==== EXTRACTED RECORDS

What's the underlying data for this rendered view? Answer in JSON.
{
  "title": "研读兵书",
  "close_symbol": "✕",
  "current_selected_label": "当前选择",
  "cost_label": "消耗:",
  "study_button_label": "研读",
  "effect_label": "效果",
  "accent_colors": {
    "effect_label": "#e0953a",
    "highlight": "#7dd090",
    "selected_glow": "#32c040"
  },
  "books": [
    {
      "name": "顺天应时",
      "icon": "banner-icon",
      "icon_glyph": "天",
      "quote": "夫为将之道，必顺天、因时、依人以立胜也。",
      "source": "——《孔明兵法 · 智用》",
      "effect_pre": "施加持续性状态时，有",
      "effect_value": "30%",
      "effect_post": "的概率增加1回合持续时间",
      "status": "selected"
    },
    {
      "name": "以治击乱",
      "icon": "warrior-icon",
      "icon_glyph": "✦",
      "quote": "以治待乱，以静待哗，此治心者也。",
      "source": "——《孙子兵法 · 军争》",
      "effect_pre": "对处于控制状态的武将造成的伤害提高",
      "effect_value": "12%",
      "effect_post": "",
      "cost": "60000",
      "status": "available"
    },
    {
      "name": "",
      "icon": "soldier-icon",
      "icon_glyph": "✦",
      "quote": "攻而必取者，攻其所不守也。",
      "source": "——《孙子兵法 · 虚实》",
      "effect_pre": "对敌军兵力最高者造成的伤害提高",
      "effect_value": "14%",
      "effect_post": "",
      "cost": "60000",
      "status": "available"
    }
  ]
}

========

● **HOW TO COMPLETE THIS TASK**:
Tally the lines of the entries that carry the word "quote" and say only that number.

● **YOUR RESPONSE**:
3